What medications can affect the blood sugar levels of people with diabetes?

People with diabetes often need other medications such as a statin to control cholesterol and blood pressure-lowering drugs. Some drugs can increase your response to insulin; others can reduce it. Those that may increase the blood sugar-lowering effects of insulin include ACE inhibitors, fibrates, certain antidepressants, most oral antidiabetes medications, some anti-arrhythmia drugs, certain pain relievers, hormones and antibiotics.

Drugs that can reduce the blood sugar-lowering effects of insulin include certain steroids; niacin; diuretics; albuterol; certain hormone medications like thyroid hormones, estrogen and progesterones in oral contraceptives; as well as some psychiatric medications such as olanzapine and clozapine.

Beta blockers, clonidine and lithium can make you more susceptible to hypoglycemia (low blood sugar), while pentamidine can cause hypoglycemia sometimes followed by hyperglycemia (high blood sugar).

Remind every healthcare professional who prescribes any drug for you that you take insulin, and ask if the drug will affect your blood sugar levels.

Continue Learning about Diabetes


Diabetes mellitus (MEL-ih-tus), often referred to as diabetes, is characterized by high blood glucose (sugar) levels that result from the body’s inability to produce enough insulin and/or effectively utilize the insulin. Diabetes ...

is a serious, life-long condition and the sixth leading cause of death in the United States. Diabetes is a disorder of metabolism (the body's way of digesting food and converting it into energy). There are three forms of diabetes. Type 1 diabetes is an autoimmune disease that accounts for five- to 10-percent of all diagnosed cases of diabetes. Type 2 diabetes may account for 90- to 95-percent of all diagnosed cases. The third type of diabetes occurs in pregnancy and is referred to as gestational diabetes. Left untreated, gestational diabetes can cause health issues for pregnant women and their babies. People with diabetes can take preventive steps to control this disease and decrease the risk of further complications.

Important: This content reflects information from various individuals and organizations and may offer alternative or opposing points of view.

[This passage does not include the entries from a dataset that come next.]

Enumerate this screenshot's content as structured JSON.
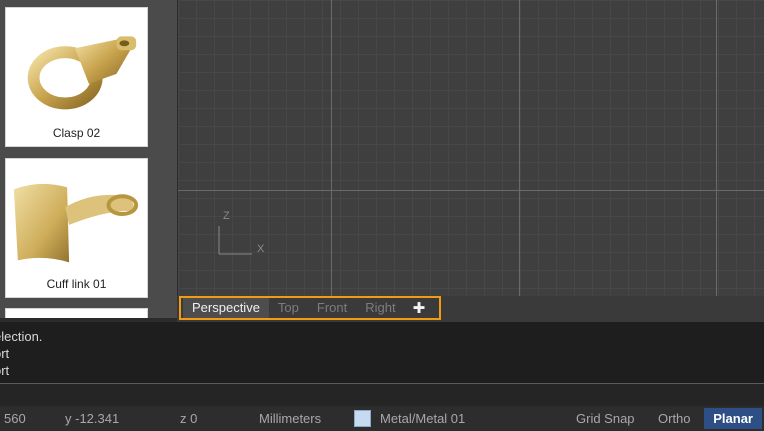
{
  "library": {
    "items": [
      {
        "label": "Clasp 02",
        "icon": "clasp-thumbnail"
      },
      {
        "label": "Cuff link 01",
        "icon": "cufflink-thumbnail"
      }
    ]
  },
  "viewport": {
    "axis_z": "Z",
    "axis_x": "X"
  },
  "viewtabs": {
    "tabs": [
      "Perspective",
      "Top",
      "Front",
      "Right"
    ],
    "active": "Perspective",
    "add_icon": "plus-icon"
  },
  "history": {
    "lines": [
      "election.",
      "ort",
      "ort"
    ]
  },
  "status": {
    "x": "560",
    "y": "y -12.341",
    "z": "z 0",
    "units": "Millimeters",
    "material": "Metal/Metal 01",
    "material_color": "#c6dbf0",
    "grid_snap": "Grid Snap",
    "ortho": "Ortho",
    "planar": "Planar"
  },
  "colors": {
    "accent_outline": "#f39c12",
    "planar_bg": "#2e4f86"
  }
}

It should not be used for medical advice, diagnosis or treatment. As always, you should consult with your healthcare provider about your specific health needs.